When my co-worker, Kyleigh, and I were recently invited to attend the Bridgestone Winter Driving School we didn’t hesitate to accept the offer.  I had heard so much about the program but had no idea how much I’d learn or how fun it would be!  Being a Colorado native I thought I knew it all and was a pretty good driver in the snow and ice.  Let’s just say the experience was a humbling one.

The full-day class began in the classroom where one of our instructors, Lea, taught us the basics about braking, weight transfer, avoiding accidents, accelerating and handling turns.  Lea kept us interested and stressed the importance of keeping the wheels rolling and shared with us the winter driving rule of thumb “when in doubt, both feet out” meaning if you are not certain how to regain control of your vehicle, take your foot off the brake and off the gas.
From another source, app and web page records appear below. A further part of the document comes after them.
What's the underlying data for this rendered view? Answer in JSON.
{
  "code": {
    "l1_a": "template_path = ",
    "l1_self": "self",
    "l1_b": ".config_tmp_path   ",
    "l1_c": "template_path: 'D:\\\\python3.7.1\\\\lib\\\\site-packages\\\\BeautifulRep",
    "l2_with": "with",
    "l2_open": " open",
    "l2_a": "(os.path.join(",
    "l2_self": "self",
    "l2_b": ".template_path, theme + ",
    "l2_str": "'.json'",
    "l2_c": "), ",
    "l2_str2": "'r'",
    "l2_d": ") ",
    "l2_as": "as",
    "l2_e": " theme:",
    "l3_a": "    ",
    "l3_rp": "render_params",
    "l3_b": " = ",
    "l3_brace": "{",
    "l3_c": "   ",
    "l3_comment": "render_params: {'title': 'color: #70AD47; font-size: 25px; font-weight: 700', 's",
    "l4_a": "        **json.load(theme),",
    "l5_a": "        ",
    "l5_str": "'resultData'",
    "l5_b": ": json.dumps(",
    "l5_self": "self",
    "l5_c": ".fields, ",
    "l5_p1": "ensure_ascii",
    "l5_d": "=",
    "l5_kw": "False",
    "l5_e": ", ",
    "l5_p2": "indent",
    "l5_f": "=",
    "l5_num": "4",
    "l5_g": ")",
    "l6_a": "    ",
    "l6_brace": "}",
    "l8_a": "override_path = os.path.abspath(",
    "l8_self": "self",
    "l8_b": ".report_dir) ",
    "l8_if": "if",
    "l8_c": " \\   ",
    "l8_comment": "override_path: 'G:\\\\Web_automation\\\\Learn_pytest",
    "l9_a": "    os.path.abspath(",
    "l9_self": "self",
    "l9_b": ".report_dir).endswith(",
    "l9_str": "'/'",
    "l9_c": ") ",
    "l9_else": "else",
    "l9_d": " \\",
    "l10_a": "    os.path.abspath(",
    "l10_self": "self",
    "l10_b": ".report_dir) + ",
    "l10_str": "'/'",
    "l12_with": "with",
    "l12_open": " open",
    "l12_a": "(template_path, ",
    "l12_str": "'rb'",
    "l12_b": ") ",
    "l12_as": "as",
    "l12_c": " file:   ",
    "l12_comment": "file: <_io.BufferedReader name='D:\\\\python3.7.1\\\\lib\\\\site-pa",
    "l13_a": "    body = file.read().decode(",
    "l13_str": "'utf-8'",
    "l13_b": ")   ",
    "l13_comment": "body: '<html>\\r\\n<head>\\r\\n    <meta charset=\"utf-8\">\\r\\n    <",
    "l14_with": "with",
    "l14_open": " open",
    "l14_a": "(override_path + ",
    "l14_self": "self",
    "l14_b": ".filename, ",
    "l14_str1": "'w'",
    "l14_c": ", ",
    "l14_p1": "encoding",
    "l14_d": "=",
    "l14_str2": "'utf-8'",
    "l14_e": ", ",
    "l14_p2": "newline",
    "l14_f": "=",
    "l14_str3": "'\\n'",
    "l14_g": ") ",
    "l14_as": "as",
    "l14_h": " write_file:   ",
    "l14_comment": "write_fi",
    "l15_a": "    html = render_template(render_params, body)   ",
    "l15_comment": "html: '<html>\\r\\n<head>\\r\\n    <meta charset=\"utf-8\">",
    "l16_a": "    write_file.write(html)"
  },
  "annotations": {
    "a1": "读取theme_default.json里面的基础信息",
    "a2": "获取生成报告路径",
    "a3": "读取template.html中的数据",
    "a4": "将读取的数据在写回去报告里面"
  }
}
After the classroom we headed to the track to apply what we had learned.  The track is situated a little outside of Steamboat with amazing views of Mt. Werner and the Sleeping Giant.  You notice the surroundings only while you walk to your vehicle because when the driving begins, you don’t dare look away from the track and path ahead. The course has several sharp, blind curves and patches of ice as big as a pond (I might be slightly exaggerating but one particular patch was really BIG).  We rotated between a Toyota 4 Runner or a Toyota Camry- both geared up with Blizzak tires.  I have studded tires on my car and aside from the noise, have always thought they handled well in the ice and snow.  After this experience I honestly believe Blizzak tires are the only way to go.

Kyleigh and I took turns following instructions and going through various driving situations.  Our instructors, Lea and Matthew, coached us with radio-to-radio instruction from the Eagle’s Nest where they could see our every move.  The instructors can see what will happen by watching the tires and calmly coach you through how to get the car back on track by steering and weight transfer (braking or applying gas).  It’s amazing how quickly a driver can lose control of the vehicle but so exhilarating when you are able to practice how to correct the situation in a safe environment.  That’s what the driving school is all about and with each new technique I learned, I slowly became more confident in my driving skills.  Kyleigh and I struggled with one exercise which had us suddenly brake and steer to avoid the “nuns” (a.k.a. construction cones) crossing the street.  All I can say is thank goodness the nuns moved out of the way!

It was one of the coolest experiences I’ve had learning something.  A big thank you to the instructors and to Cathy Wiedemer for inviting us!

Check out the short video which has Lea coaching me through understeer: a type of skid where the font tires have lost grip and the car refuses to turn.